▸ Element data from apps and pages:
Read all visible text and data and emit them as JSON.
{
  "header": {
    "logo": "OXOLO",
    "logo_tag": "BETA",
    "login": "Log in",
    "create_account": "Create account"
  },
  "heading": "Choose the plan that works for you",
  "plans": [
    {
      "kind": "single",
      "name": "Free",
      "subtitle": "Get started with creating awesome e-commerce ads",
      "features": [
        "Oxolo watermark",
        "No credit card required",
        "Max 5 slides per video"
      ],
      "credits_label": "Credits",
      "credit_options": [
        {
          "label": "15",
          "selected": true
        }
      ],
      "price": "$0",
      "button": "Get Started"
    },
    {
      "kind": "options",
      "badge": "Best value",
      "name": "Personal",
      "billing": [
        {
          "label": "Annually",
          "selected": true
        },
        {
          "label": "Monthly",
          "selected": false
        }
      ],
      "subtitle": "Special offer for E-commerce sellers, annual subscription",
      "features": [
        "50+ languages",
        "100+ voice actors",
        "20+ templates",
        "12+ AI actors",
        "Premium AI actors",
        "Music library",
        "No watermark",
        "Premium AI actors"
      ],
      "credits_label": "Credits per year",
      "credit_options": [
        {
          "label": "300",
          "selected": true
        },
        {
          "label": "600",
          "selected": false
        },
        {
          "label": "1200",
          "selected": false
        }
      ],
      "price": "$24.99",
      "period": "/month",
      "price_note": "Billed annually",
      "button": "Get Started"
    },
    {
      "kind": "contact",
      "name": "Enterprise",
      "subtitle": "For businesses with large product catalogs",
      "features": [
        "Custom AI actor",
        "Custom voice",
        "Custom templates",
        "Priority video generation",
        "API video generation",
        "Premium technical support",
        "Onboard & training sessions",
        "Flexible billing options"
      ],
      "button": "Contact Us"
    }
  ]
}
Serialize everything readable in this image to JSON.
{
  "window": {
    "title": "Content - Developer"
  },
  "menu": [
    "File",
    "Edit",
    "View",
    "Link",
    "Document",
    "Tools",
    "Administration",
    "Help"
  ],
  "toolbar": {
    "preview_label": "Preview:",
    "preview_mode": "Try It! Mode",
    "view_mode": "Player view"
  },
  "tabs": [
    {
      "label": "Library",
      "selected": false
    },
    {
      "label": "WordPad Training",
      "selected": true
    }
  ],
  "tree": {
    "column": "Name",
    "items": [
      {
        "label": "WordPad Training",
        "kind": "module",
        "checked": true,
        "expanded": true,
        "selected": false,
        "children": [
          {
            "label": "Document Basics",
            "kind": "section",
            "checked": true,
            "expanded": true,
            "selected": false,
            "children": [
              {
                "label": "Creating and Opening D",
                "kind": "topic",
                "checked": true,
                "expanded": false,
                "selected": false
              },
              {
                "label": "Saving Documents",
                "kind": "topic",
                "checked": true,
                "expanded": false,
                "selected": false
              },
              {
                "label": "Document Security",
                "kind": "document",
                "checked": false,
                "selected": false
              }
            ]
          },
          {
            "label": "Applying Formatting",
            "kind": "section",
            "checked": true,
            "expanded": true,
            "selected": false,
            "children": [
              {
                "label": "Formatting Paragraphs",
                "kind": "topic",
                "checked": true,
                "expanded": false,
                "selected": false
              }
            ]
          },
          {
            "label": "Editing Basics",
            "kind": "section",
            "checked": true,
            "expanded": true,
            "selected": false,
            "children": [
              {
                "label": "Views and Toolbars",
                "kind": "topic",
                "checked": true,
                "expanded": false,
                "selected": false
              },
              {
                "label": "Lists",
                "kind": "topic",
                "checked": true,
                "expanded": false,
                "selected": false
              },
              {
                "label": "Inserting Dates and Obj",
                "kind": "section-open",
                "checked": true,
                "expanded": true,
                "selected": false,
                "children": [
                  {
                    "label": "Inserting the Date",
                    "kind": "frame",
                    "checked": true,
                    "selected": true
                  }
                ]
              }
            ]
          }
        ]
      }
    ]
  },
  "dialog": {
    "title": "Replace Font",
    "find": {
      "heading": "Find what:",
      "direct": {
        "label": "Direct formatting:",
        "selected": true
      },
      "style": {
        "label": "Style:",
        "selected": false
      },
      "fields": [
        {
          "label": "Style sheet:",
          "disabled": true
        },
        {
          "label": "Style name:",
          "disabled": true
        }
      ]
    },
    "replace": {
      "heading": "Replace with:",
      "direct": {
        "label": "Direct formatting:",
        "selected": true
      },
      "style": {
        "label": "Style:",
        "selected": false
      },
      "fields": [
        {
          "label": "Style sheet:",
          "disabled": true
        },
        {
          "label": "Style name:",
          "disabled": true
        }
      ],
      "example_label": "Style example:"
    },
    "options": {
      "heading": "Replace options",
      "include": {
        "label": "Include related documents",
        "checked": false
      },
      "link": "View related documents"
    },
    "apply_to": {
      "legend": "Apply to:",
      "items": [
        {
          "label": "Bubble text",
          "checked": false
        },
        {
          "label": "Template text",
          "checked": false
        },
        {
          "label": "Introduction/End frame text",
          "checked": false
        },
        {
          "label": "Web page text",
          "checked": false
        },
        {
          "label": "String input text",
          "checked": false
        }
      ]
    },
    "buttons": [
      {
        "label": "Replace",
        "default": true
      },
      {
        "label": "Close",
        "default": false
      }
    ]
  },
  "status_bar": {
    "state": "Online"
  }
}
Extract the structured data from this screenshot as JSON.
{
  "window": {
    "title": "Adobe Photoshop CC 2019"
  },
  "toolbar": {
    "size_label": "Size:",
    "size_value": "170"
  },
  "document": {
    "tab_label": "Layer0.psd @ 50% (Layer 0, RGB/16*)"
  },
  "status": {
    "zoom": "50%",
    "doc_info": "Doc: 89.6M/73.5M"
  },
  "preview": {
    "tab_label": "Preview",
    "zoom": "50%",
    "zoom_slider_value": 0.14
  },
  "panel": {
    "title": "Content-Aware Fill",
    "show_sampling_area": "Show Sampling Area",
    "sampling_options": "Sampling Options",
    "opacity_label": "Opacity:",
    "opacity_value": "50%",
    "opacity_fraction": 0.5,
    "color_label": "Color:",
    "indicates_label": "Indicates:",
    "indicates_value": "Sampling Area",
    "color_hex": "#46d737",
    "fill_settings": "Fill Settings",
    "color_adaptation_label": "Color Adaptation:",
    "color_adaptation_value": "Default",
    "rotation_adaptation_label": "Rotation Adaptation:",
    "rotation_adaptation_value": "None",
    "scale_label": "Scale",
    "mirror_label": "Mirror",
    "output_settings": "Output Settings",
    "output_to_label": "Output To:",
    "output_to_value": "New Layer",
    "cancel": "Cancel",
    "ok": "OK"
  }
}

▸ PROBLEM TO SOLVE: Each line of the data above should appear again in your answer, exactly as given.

▸ SOLUTION TO THIS TASK:
Read all visible text and data and emit them as JSON.
{
  "header": {
    "logo": "OXOLO",
    "logo_tag": "BETA",
    "login": "Log in",
    "create_account": "Create account"
  },
  "heading": "Choose the plan that works for you",
  "plans": [
    {
      "kind": "single",
      "name": "Free",
      "subtitle": "Get started with creating awesome e-commerce ads",
      "features": [
        "Oxolo watermark",
        "No credit card required",
        "Max 5 slides per video"
      ],
      "credits_label": "Credits",
      "credit_options": [
        {
          "label": "15",
          "selected": true
        }
      ],
      "price": "$0",
      "button": "Get Started"
    },
    {
      "kind": "options",
      "badge": "Best value",
      "name": "Personal",
      "billing": [
        {
          "label": "Annually",
          "selected": true
        },
        {
          "label": "Monthly",
          "selected": false
        }
      ],
      "subtitle": "Special offer for E-commerce sellers, annual subscription",
      "features": [
        "50+ languages",
        "100+ voice actors",
        "20+ templates",
        "12+ AI actors",
        "Premium AI actors",
        "Music library",
        "No watermark",
        "Premium AI actors"
      ],
      "credits_label": "Credits per year",
      "credit_options": [
        {
          "label": "300",
          "selected": true
        },
        {
          "label": "600",
          "selected": false
        },
        {
          "label": "1200",
          "selected": false
        }
      ],
      "price": "$24.99",
      "period": "/month",
      "price_note": "Billed annually",
      "button": "Get Started"
    },
    {
      "kind": "contact",
      "name": "Enterprise",
      "subtitle": "For businesses with large product catalogs",
      "features": [
        "Custom AI actor",
        "Custom voice",
        "Custom templates",
        "Priority video generation",
        "API video generation",
        "Premium technical support",
        "Onboard & training sessions",
        "Flexible billing options"
      ],
      "button": "Contact Us"
    }
  ]
}
Serialize everything readable in this image to JSON.
{
  "window": {
    "title": "Content - Developer"
  },
  "menu": [
    "File",
    "Edit",
    "View",
    "Link",
    "Document",
    "Tools",
    "Administration",
    "Help"
  ],
  "toolbar": {
    "preview_label": "Preview:",
    "preview_mode": "Try It! Mode",
    "view_mode": "Player view"
  },
  "tabs": [
    {
      "label": "Library",
      "selected": false
    },
    {
      "label": "WordPad Training",
      "selected": true
    }
  ],
  "tree": {
    "column": "Name",
    "items": [
      {
        "label": "WordPad Training",
        "kind": "module",
        "checked": true,
        "expanded": true,
        "selected": false,
        "children": [
          {
            "label": "Document Basics",
            "kind": "section",
            "checked": true,
            "expanded": true,
            "selected": false,
            "children": [
              {
                "label": "Creating and Opening D",
                "kind": "topic",
                "checked": true,
                "expanded": false,
                "selected": false
              },
              {
                "label": "Saving Documents",
                "kind": "topic",
                "checked": true,
                "expanded": false,
                "selected": false
              },
              {
                "label": "Document Security",
                "kind": "document",
                "checked": false,
                "selected": false
              }
            ]
          },
          {
            "label": "Applying Formatting",
            "kind": "section",
            "checked": true,
            "expanded": true,
            "selected": false,
            "children": [
              {
                "label": "Formatting Paragraphs",
                "kind": "topic",
                "checked": true,
                "expanded": false,
                "selected": false
              }
            ]
          },
          {
            "label": "Editing Basics",
            "kind": "section",
            "checked": true,
            "expanded": true,
            "selected": false,
            "children": [
              {
                "label": "Views and Toolbars",
                "kind": "topic",
                "checked": true,
                "expanded": false,
                "selected": false
              },
              {
                "label": "Lists",
                "kind": "topic",
                "checked": true,
                "expanded": false,
                "selected": false
              },
              {
                "label": "Inserting Dates and Obj",
                "kind": "section-open",
                "checked": true,
                "expanded": true,
                "selected": false,
                "children": [
                  {
                    "label": "Inserting the Date",
                    "kind": "frame",
                    "checked": true,
                    "selected": true
                  }
                ]
              }
            ]
          }
        ]
      }
    ]
  },
  "dialog": {
    "title": "Replace Font",
    "find": {
      "heading": "Find what:",
      "direct": {
        "label": "Direct formatting:",
        "selected": true
      },
      "style": {
        "label": "Style:",
        "selected": false
      },
      "fields": [
        {
          "label": "Style sheet:",
          "disabled": true
        },
        {
          "label": "Style name:",
          "disabled": true
        }
      ]
    },
    "replace": {
      "heading": "Replace with:",
      "direct": {
        "label": "Direct formatting:",
        "selected": true
      },
      "style": {
        "label": "Style:",
        "selected": false
      },
      "fields": [
        {
          "label": "Style sheet:",
          "disabled": true
        },
        {
          "label": "Style name:",
          "disabled": true
        }
      ],
      "example_label": "Style example:"
    },
    "options": {
      "heading": "Replace options",
      "include": {
        "label": "Include related documents",
        "checked": false
      },
      "link": "View related documents"
    },
    "apply_to": {
      "legend": "Apply to:",
      "items": [
        {
          "label": "Bubble text",
          "checked": false
        },
        {
          "label": "Template text",
          "checked": false
        },
        {
          "label": "Introduction/End frame text",
          "checked": false
        },
        {
          "label": "Web page text",
          "checked": false
        },
        {
          "label": "String input text",
          "checked": false
        }
      ]
    },
    "buttons": [
      {
        "label": "Replace",
        "default": true
      },
      {
        "label": "Close",
        "default": false
      }
    ]
  },
  "status_bar": {
    "state": "Online"
  }
}
Extract the structured data from this screenshot as JSON.
{
  "window": {
    "title": "Adobe Photoshop CC 2019"
  },
  "toolbar": {
    "size_label": "Size:",
    "size_value": "170"
  },
  "document": {
    "tab_label": "Layer0.psd @ 50% (Layer 0, RGB/16*)"
  },
  "status": {
    "zoom": "50%",
    "doc_info": "Doc: 89.6M/73.5M"
  },
  "preview": {
    "tab_label": "Preview",
    "zoom": "50%",
    "zoom_slider_value": 0.14
  },
  "panel": {
    "title": "Content-Aware Fill",
    "show_sampling_area": "Show Sampling Area",
    "sampling_options": "Sampling Options",
    "opacity_label": "Opacity:",
    "opacity_value": "50%",
    "opacity_fraction": 0.5,
    "color_label": "Color:",
    "indicates_label": "Indicates:",
    "indicates_value": "Sampling Area",
    "color_hex": "#46d737",
    "fill_settings": "Fill Settings",
    "color_adaptation_label": "Color Adaptation:",
    "color_adaptation_value": "Default",
    "rotation_adaptation_label": "Rotation Adaptation:",
    "rotation_adaptation_value": "None",
    "scale_label": "Scale",
    "mirror_label": "Mirror",
    "output_settings": "Output Settings",
    "output_to_label": "Output To:",
    "output_to_value": "New Layer",
    "cancel": "Cancel",
    "ok": "OK"
  }
}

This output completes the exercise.